The initial concept I had in mind was a huge lumbering creature protecting a child. Starting with swooping sketched out shapes I started doodling, looking for forms and silhouette that would look interesting and give the impression of size that I wanted.
Once those larger forms started to take shape as something with a massive upper body and ape-like arms, I quickly defined them a bit more with some rough contour shapes to get a sense of the perspective for the piece. All this was done in Photoshop on my Cintiq, but it could just as easily have been pencil and paper.
Starting a new layer, I went in with a darker blue and made some decisions about forms, trying to nail down the general anatomy of the creature and to get a sense of proportion. I like where it's going, so I threw in some really rough light and shadow to help me visualize it more solidly.
There's an intimacy in this stage that I still really like. The girl's expression is more comforting and I think it's actually bit more emotional than the final version.
Gathering some reference material of monsters and taking a bit of a break, I came back to the piece and decided to do another sketch over, adjusted the stance and making it even larger. I wanted the creature to look bigger and more menacing. The creature's skull is now more bestial and its eyes are more inhuman.
The girl's proportion changes too and now I'm visualizing something Egyptian for her outfit and jewelery.
This is the final line art scanned in. At first I was thinking of inking this digitally, but the whim struck me to go back to traditional for the line art, so I penciled this out on Bienfang Rag Marker Paper (which I really like using because it's nearly see though but has more substance than tracing paper). Most of it's done with an F pencil, though added the thicker outline with a B.
After it's scanned in I use Image> Adjustments> Levels in Photoshop to darken up the line art and push the paper base tone to white.
Here are the Colour Flats. These are the tones I start with, kept on their own layer so I can easily select certain portions of the illustration and isolate them for colour adjustments later on. It also lets me see what the base colours are before any rendering so I can decide if it's all working well together.
The first rendering step is adding the main shadows and deciding the direction of light. I opt for light coming from the upper right and then imagine it striking down on the figure.
Which parts are facing the light?
Which parts are facing away from light?
Which parts overlap to create shadows as they block another area from light?
As I put down each shadow that stuff becomes more clear.
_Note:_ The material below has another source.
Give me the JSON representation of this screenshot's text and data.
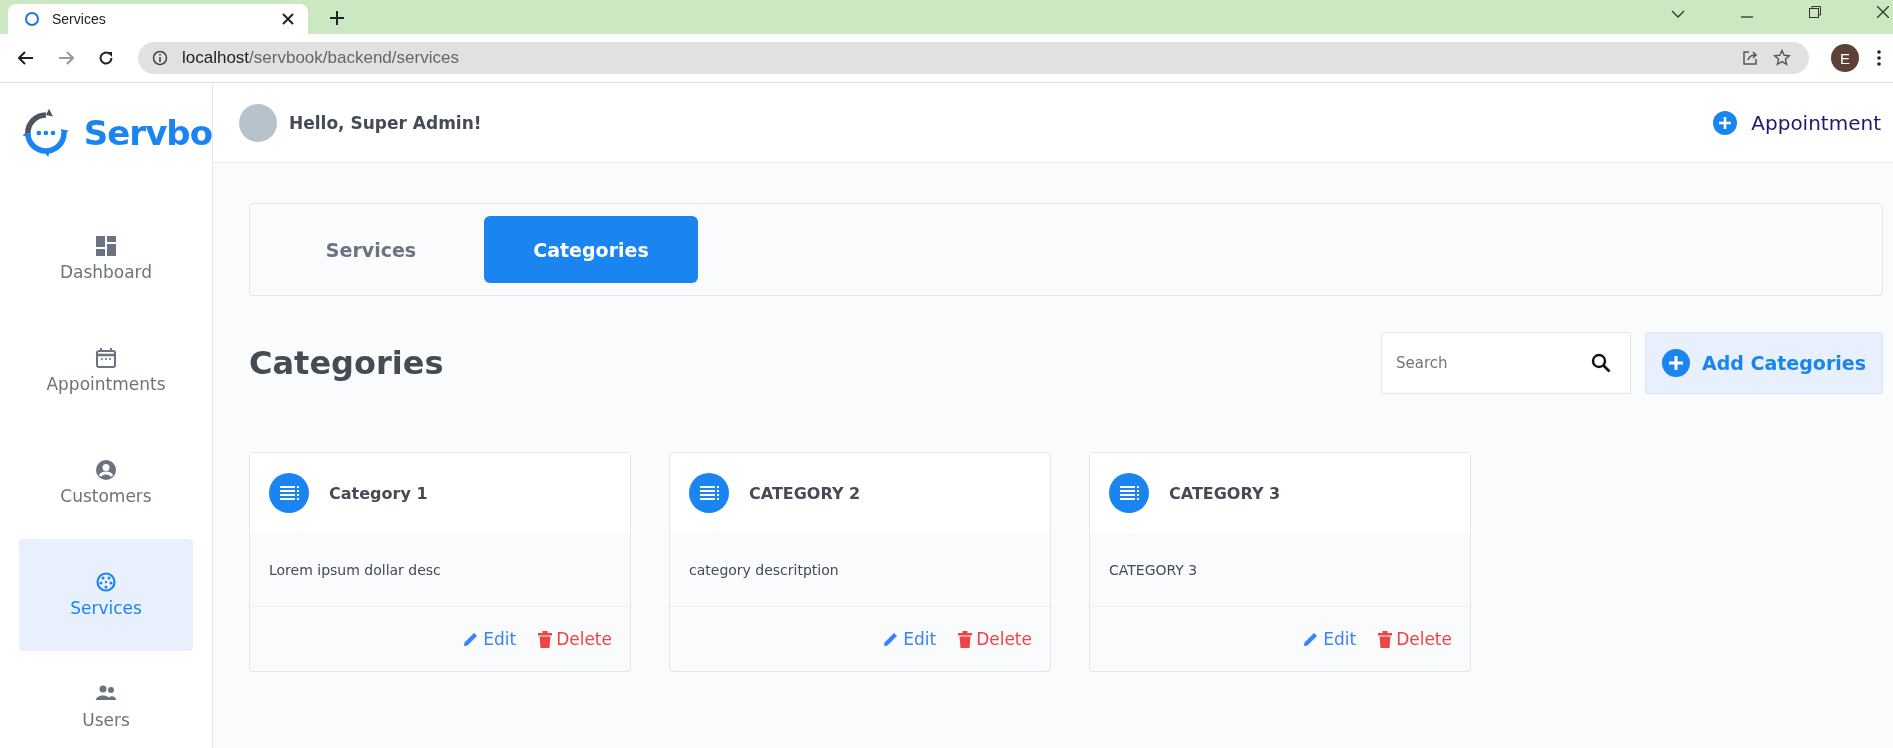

Now I do the opposite with the highlights, isolating anatomy that's facing the light and enhancing those with a lighter colour. I also add in a blue/purple bounce light on the left side to help bring out some extra details in the shadow areas.
I soften the look of the black line art by colouring some of those lines to give it a bit of an animation cel feel. This also helps to pop out the hair detail by the monster's face. The horns were looking pretty bland so I add a dark to light gradient transition of colour. It's starting to come together.
The last chunk involves a lot of finicky stuff - enhancing the contrast and saturation, adding smaller details to the skin, pushing highlights on the horns and jewelry and adding a blue-purple haze to the base of the piece to enhance the feeling of size and make it look more creepy.
Rendering light and shadow can be confusing with complex shapes, but in reality the formula for light in this piece is pretty straight forward:
All surfaces of the creature facing 'up' get the highlight tone.
All surfaces of the creature facing 'right' get the base tone.
All surfaces of the creature facing 'left' or 'down' get the shadow tone.
Then the whole piece gets an extra blue-purple base light kick.
Here's the final again, with minor tweaks and background/text added:
I hope you found this walk through of the process useful.